╭─ LISTED RECORDS

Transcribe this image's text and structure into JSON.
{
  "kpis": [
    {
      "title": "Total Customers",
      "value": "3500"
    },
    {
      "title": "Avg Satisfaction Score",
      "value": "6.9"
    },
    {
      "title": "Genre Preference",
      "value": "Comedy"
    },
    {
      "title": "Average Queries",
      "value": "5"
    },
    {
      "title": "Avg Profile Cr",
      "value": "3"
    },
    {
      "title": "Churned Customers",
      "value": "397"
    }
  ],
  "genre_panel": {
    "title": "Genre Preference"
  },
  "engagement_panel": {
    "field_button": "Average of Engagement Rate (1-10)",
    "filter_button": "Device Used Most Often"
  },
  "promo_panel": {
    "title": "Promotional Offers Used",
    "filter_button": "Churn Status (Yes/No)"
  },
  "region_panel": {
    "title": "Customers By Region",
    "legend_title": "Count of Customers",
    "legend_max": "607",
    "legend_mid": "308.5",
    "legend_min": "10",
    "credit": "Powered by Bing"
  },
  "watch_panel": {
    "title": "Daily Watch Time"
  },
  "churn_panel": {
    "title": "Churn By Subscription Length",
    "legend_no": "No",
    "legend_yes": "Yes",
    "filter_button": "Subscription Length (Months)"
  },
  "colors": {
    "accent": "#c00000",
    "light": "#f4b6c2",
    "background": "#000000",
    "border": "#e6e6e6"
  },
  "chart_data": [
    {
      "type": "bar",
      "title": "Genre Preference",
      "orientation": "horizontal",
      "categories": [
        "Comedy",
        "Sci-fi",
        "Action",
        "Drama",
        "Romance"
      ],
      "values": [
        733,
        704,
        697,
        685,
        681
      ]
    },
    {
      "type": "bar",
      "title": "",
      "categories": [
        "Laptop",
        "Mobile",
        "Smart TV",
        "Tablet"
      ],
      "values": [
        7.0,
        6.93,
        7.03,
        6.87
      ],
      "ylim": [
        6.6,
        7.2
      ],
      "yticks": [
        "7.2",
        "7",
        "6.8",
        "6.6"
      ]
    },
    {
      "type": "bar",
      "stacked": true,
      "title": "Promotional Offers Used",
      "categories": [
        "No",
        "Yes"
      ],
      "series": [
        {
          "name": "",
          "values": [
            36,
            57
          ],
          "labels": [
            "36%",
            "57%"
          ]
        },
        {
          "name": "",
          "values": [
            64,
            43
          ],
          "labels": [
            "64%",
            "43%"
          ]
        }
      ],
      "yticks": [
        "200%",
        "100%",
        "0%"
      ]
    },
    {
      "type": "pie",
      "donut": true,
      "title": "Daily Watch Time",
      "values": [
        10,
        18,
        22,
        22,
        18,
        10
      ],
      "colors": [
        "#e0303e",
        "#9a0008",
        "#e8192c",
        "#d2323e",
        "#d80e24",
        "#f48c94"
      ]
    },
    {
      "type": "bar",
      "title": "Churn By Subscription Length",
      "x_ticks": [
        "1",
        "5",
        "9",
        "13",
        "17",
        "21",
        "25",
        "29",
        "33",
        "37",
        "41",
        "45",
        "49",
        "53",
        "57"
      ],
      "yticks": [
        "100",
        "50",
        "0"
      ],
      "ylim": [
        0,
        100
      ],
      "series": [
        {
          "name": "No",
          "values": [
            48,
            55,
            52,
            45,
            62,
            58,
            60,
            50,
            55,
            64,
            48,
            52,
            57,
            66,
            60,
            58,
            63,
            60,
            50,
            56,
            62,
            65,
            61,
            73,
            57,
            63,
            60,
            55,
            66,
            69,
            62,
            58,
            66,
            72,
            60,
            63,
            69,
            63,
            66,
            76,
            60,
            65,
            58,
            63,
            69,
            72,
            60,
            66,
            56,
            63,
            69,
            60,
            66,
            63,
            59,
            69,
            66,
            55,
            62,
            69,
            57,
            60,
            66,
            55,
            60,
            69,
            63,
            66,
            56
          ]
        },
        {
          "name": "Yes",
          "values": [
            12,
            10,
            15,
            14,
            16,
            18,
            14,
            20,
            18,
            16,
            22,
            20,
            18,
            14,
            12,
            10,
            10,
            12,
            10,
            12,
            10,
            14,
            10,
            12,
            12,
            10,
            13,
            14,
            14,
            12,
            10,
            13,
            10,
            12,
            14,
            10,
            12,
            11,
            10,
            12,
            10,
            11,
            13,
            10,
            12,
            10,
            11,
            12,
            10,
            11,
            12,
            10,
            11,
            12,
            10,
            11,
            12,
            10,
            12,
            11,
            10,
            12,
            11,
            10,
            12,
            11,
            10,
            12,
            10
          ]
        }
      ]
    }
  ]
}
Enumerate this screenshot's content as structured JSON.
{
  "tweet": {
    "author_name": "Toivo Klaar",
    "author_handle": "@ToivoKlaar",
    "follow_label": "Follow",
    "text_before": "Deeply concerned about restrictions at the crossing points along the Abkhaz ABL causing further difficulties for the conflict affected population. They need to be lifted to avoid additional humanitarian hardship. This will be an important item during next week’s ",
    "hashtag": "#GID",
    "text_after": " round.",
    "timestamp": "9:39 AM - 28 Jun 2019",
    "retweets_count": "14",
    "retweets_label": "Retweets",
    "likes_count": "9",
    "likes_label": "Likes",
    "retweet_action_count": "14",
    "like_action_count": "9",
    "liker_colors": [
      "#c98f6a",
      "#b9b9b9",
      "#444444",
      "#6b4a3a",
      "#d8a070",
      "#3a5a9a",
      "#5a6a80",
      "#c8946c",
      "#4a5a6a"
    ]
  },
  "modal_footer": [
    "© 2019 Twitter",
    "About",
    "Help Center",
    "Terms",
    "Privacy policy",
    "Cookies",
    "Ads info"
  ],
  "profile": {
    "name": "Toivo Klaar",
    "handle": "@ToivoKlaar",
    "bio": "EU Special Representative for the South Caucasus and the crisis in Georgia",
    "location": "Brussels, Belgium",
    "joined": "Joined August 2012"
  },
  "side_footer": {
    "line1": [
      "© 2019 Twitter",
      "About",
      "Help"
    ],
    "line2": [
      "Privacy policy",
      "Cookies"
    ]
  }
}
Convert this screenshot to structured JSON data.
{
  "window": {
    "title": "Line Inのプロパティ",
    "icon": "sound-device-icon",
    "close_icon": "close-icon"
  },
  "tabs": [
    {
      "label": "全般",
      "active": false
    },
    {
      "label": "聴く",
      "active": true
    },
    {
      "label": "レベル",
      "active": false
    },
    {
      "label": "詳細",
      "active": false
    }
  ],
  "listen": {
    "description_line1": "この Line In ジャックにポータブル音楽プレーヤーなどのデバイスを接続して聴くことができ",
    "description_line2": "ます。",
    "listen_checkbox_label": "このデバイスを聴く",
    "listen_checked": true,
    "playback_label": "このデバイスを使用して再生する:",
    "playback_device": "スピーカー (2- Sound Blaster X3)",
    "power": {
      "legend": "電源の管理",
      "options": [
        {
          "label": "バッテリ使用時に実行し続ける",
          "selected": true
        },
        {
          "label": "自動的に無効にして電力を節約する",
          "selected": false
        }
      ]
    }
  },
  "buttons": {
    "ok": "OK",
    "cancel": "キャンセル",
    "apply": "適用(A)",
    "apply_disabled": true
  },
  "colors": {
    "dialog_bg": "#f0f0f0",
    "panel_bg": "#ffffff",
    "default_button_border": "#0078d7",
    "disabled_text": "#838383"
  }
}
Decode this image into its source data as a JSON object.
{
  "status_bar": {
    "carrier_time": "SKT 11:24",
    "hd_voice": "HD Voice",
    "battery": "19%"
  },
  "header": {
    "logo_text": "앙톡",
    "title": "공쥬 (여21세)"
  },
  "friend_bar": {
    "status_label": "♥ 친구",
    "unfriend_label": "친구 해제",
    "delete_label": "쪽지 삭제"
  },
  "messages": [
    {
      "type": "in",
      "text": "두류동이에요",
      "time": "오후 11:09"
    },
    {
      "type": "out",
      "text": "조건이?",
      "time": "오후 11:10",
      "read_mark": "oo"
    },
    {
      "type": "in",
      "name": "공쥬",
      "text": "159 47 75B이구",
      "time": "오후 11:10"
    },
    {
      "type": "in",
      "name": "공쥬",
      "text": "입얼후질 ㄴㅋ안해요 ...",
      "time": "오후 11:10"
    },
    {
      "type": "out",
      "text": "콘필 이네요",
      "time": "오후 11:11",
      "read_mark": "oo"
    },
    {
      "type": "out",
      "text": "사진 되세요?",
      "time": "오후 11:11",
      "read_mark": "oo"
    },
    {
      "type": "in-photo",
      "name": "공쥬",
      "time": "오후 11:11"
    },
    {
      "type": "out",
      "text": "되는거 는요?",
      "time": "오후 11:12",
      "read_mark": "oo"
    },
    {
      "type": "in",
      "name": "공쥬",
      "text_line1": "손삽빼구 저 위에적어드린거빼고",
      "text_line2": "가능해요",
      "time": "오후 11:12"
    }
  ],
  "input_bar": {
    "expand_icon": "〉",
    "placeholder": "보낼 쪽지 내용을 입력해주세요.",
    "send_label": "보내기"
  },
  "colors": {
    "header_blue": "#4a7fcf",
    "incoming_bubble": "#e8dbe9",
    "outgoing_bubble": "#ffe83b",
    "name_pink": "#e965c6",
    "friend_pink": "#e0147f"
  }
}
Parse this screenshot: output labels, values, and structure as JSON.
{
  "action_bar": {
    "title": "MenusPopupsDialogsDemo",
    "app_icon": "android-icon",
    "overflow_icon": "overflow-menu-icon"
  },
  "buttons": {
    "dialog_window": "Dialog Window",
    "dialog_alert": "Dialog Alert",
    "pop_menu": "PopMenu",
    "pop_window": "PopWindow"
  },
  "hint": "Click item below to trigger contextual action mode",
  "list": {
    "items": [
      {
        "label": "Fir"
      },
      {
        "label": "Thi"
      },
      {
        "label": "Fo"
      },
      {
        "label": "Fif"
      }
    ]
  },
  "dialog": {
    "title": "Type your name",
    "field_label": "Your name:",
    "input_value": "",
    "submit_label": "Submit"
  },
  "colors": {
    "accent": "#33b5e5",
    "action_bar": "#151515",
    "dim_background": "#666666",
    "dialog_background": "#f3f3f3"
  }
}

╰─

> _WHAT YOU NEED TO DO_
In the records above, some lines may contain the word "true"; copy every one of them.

> _EXERCISE ANSWER_
      "stacked": true,
      "donut": true,
      "active": true
    "listen_checked": true,
          "selected": true
    "apply_disabled": true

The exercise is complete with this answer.